Snowdrop King grave to be restored for 2022 Shepton Snowdrops Festival
Partners in life and work, stone carver and sculptor, Sam Lee, and wood carver, Amelia Crowley-Roth, are recreating the decorative obelisk that once stood on the grave of prominent Victorian horticulturalist James Allen, known since the C19th as The Snowdrop King.
The carved stone obelisk that was such a prominent memorial to the life of pioneering snowdrop breeder James Allen had long since collapsed and fallen into a sorry state of disrepair until Shepton Snowdrops, set up to celebrate the legacy of James Allen, raised funds to recreate it.
Born in 1830, James Allen and his brothers worked as successful corn and cheese merchants from their mill in Shepton Mallet, but it was amateur horticulturalist James' passion and expertise in breeding new varieties of snowdrops from wild ones that earned a place for both him and the town in gardening history. Two of his best cultivars - Magnet and Merlin - are still going strong today, and it is these delicate, hope-filled flowers that Amelia and Sam want to capture and bring to life in stone, in honour of the Snowdrop King’s memory.
Amelia, born and raised in Shepton Mallet, and partner, Sam, are exceptionally talented and respected in their fields. It is a fitting tribute to James Allen that the obelisk on his family grave should be created by two highly skilled craftspeople who have chosen to live and work close to Allen’s home town in Somerset.
Dominic Weston, a director of the Shepton Snowdrops Community Interest Company, said:
“ Thanks to the remarkable James Allen, Shepton Mallet holds a very special place in horticultural history. The restoration of his grave and the creation of a new obelisk by two such talented crafts people are a fitting remembrance of a man still known a hundred years after his death as the Snowdrop King.”
Together, Amelia and Sam will create a new design for the 3.1 metre obelisk using flowers bred by Allen in his home town – snowdrop Galanthus ‘Magnet’ & ‘Merlin’, Anemone nemorosa ‘Allenii’ and Scilla x allenii.

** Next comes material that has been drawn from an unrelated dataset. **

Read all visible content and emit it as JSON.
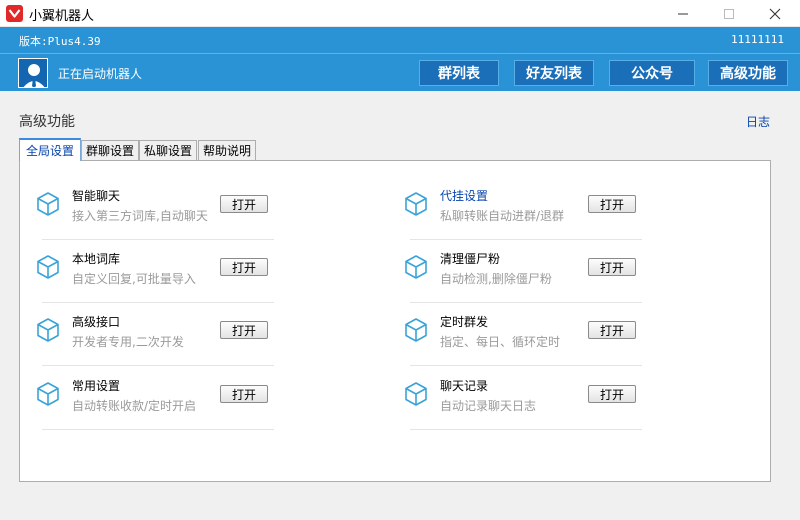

They will draw clues and inspiration from this 1906 obituary:
‘The grave, facing the door of the first Chapel, was lined with moss, and daffodils and hellebores in great variety, including some rare specimens. The interment took place in a heavy snowstorm … A large number of wreaths were placed on the coffin and bier, several of them of the spring flowers in great variety to which he had devoted so much attention.’
The new obelisk will be a focal point of the Shepton Mallet Snowdrop Festival